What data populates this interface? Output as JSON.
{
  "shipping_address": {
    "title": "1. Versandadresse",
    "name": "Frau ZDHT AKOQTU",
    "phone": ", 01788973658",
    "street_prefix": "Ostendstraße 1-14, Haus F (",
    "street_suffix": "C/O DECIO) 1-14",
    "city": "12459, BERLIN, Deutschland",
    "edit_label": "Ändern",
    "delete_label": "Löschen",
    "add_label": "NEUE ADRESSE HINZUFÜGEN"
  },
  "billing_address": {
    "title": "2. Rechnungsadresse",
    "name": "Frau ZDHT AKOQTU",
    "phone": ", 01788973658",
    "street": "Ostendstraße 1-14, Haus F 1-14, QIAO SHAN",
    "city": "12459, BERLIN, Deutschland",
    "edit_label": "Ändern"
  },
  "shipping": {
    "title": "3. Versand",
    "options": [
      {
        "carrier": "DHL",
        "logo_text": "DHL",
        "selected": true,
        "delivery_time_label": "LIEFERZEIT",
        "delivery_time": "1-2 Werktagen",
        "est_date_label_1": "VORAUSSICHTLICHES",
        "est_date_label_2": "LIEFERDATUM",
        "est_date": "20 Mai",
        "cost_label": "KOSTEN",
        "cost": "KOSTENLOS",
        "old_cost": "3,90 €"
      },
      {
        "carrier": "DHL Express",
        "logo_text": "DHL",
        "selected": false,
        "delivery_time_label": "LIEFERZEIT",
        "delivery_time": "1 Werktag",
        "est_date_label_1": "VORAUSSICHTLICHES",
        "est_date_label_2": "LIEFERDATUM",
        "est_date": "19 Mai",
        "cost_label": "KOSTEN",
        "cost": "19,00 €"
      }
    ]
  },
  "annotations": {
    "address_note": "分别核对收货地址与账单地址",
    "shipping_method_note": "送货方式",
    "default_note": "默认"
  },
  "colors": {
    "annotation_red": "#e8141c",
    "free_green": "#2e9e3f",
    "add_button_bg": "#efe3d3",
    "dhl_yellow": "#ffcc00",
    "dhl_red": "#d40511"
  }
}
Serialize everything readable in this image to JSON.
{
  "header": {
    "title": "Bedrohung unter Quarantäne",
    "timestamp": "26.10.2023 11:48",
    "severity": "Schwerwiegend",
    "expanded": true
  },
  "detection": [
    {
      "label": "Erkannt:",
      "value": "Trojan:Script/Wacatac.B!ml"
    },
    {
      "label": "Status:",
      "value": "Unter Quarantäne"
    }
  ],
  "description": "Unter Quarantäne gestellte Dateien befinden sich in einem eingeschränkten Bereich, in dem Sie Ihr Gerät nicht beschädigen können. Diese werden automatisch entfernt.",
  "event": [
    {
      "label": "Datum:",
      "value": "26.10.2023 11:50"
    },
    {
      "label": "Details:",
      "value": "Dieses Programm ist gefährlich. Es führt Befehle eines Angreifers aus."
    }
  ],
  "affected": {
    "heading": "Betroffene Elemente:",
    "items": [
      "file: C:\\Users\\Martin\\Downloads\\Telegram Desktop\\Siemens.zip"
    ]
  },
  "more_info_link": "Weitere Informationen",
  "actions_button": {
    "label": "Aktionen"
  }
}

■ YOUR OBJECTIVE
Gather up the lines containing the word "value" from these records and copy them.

■ FINISHED TASK
      "value": "Trojan:Script/Wacatac.B!ml"
      "value": "Unter Quarantäne"
      "value": "26.10.2023 11:50"
      "value": "Dieses Programm ist gefährlich. Es führt Befehle eines Angreifers aus."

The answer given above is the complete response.